___ DATA RECORDS ___

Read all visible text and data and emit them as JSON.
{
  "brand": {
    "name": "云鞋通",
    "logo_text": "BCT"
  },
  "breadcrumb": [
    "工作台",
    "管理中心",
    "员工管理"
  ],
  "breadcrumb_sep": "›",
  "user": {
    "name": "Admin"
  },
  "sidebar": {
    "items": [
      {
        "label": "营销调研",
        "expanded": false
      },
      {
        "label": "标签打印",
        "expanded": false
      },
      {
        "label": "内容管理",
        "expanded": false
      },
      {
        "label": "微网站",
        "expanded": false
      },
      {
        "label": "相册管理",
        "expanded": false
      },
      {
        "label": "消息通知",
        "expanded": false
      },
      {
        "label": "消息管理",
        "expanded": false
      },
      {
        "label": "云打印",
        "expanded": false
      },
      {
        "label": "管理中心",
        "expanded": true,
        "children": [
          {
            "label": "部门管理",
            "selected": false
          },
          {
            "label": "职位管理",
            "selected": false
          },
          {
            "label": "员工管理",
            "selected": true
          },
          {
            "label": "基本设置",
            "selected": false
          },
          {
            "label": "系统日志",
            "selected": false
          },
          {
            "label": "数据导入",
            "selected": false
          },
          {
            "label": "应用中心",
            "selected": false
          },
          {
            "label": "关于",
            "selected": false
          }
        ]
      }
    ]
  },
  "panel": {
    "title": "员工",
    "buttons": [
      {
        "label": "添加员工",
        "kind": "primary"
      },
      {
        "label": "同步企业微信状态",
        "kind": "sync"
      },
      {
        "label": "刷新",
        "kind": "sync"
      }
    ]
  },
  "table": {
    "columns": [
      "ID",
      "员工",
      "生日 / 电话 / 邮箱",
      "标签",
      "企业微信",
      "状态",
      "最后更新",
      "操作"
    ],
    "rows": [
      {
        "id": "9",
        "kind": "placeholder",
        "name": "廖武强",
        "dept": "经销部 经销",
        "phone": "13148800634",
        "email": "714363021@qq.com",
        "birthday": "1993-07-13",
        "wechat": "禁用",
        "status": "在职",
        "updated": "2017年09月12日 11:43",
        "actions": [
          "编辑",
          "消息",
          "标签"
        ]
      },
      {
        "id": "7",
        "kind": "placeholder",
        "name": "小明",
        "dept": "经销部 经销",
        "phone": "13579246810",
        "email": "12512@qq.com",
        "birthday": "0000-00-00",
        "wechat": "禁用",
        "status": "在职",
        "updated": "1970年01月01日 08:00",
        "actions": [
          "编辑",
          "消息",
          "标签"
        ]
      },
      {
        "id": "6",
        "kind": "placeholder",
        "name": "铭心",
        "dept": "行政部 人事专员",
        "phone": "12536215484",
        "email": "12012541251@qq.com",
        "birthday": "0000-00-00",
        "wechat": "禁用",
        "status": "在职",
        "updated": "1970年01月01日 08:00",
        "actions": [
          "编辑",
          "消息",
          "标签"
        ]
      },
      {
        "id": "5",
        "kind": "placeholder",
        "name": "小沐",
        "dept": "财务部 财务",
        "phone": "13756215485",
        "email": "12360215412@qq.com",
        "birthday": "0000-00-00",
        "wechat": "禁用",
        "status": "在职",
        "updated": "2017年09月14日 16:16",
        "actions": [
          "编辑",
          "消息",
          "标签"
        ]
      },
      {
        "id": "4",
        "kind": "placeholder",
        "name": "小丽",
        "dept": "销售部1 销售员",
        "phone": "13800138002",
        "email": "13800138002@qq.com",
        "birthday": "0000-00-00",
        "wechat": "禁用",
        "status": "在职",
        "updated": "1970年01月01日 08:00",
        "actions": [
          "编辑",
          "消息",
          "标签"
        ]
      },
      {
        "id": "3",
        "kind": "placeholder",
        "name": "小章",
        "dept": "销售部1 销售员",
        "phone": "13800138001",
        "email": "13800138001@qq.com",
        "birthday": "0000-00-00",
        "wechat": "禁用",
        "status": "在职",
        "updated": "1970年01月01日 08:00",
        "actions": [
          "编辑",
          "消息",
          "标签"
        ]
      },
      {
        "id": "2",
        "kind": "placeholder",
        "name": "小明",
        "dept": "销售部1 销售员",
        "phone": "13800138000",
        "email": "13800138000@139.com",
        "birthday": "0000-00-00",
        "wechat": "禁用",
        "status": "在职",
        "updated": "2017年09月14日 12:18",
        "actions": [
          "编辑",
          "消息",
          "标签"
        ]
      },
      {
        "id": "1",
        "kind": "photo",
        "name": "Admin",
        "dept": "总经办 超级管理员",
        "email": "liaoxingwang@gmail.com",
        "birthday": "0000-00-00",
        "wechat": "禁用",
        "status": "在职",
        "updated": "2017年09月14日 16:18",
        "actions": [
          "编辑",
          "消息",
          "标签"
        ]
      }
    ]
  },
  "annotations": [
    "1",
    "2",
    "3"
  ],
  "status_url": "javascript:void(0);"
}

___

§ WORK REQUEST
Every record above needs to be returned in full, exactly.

§ RESPONSE TO THIS TASK
Read all visible text and data and emit them as JSON.
{
  "brand": {
    "name": "云鞋通",
    "logo_text": "BCT"
  },
  "breadcrumb": [
    "工作台",
    "管理中心",
    "员工管理"
  ],
  "breadcrumb_sep": "›",
  "user": {
    "name": "Admin"
  },
  "sidebar": {
    "items": [
      {
        "label": "营销调研",
        "expanded": false
      },
      {
        "label": "标签打印",
        "expanded": false
      },
      {
        "label": "内容管理",
        "expanded": false
      },
      {
        "label": "微网站",
        "expanded": false
      },
      {
        "label": "相册管理",
        "expanded": false
      },
      {
        "label": "消息通知",
        "expanded": false
      },
      {
        "label": "消息管理",
        "expanded": false
      },
      {
        "label": "云打印",
        "expanded": false
      },
      {
        "label": "管理中心",
        "expanded": true,
        "children": [
          {
            "label": "部门管理",
            "selected": false
          },
          {
            "label": "职位管理",
            "selected": false
          },
          {
            "label": "员工管理",
            "selected": true
          },
          {
            "label": "基本设置",
            "selected": false
          },
          {
            "label": "系统日志",
            "selected": false
          },
          {
            "label": "数据导入",
            "selected": false
          },
          {
            "label": "应用中心",
            "selected": false
          },
          {
            "label": "关于",
            "selected": false
          }
        ]
      }
    ]
  },
  "panel": {
    "title": "员工",
    "buttons": [
      {
        "label": "添加员工",
        "kind": "primary"
      },
      {
        "label": "同步企业微信状态",
        "kind": "sync"
      },
      {
        "label": "刷新",
        "kind": "sync"
      }
    ]
  },
  "table": {
    "columns": [
      "ID",
      "员工",
      "生日 / 电话 / 邮箱",
      "标签",
      "企业微信",
      "状态",
      "最后更新",
      "操作"
    ],
    "rows": [
      {
        "id": "9",
        "kind": "placeholder",
        "name": "廖武强",
        "dept": "经销部 经销",
        "phone": "13148800634",
        "email": "714363021@qq.com",
        "birthday": "1993-07-13",
        "wechat": "禁用",
        "status": "在职",
        "updated": "2017年09月12日 11:43",
        "actions": [
          "编辑",
          "消息",
          "标签"
        ]
      },
      {
        "id": "7",
        "kind": "placeholder",
        "name": "小明",
        "dept": "经销部 经销",
        "phone": "13579246810",
        "email": "12512@qq.com",
        "birthday": "0000-00-00",
        "wechat": "禁用",
        "status": "在职",
        "updated": "1970年01月01日 08:00",
        "actions": [
          "编辑",
          "消息",
          "标签"
        ]
      },
      {
        "id": "6",
        "kind": "placeholder",
        "name": "铭心",
        "dept": "行政部 人事专员",
        "phone": "12536215484",
        "email": "12012541251@qq.com",
        "birthday": "0000-00-00",
        "wechat": "禁用",
        "status": "在职",
        "updated": "1970年01月01日 08:00",
        "actions": [
          "编辑",
          "消息",
          "标签"
        ]
      },
      {
        "id": "5",
        "kind": "placeholder",
        "name": "小沐",
        "dept": "财务部 财务",
        "phone": "13756215485",
        "email": "12360215412@qq.com",
        "birthday": "0000-00-00",
        "wechat": "禁用",
        "status": "在职",
        "updated": "2017年09月14日 16:16",
        "actions": [
          "编辑",
          "消息",
          "标签"
        ]
      },
      {
        "id": "4",
        "kind": "placeholder",
        "name": "小丽",
        "dept": "销售部1 销售员",
        "phone": "13800138002",
        "email": "13800138002@qq.com",
        "birthday": "0000-00-00",
        "wechat": "禁用",
        "status": "在职",
        "updated": "1970年01月01日 08:00",
        "actions": [
          "编辑",
          "消息",
          "标签"
        ]
      },
      {
        "id": "3",
        "kind": "placeholder",
        "name": "小章",
        "dept": "销售部1 销售员",
        "phone": "13800138001",
        "email": "13800138001@qq.com",
        "birthday": "0000-00-00",
        "wechat": "禁用",
        "status": "在职",
        "updated": "1970年01月01日 08:00",
        "actions": [
          "编辑",
          "消息",
          "标签"
        ]
      },
      {
        "id": "2",
        "kind": "placeholder",
        "name": "小明",
        "dept": "销售部1 销售员",
        "phone": "13800138000",
        "email": "13800138000@139.com",
        "birthday": "0000-00-00",
        "wechat": "禁用",
        "status": "在职",
        "updated": "2017年09月14日 12:18",
        "actions": [
          "编辑",
          "消息",
          "标签"
        ]
      },
      {
        "id": "1",
        "kind": "photo",
        "name": "Admin",
        "dept": "总经办 超级管理员",
        "email": "liaoxingwang@gmail.com",
        "birthday": "0000-00-00",
        "wechat": "禁用",
        "status": "在职",
        "updated": "2017年09月14日 16:18",
        "actions": [
          "编辑",
          "消息",
          "标签"
        ]
      }
    ]
  },
  "annotations": [
    "1",
    "2",
    "3"
  ],
  "status_url": "javascript:void(0);"
}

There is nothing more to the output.